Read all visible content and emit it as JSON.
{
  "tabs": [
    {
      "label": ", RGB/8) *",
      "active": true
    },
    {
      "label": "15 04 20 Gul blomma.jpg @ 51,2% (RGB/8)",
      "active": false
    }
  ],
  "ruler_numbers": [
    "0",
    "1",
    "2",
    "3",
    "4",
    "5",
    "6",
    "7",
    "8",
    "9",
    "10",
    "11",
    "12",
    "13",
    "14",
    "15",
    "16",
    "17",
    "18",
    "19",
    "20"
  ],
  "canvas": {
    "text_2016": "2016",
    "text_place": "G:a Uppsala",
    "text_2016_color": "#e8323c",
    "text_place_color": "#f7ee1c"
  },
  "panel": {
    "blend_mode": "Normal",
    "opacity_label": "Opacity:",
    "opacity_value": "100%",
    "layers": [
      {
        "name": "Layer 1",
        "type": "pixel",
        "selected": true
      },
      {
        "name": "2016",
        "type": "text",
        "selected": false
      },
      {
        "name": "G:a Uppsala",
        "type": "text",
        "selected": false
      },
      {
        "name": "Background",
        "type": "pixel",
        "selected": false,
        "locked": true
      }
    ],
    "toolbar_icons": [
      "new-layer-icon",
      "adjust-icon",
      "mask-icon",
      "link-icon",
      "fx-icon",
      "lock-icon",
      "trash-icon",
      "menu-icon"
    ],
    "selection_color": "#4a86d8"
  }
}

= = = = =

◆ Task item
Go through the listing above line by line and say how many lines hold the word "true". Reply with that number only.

◆ Solution for this problem
3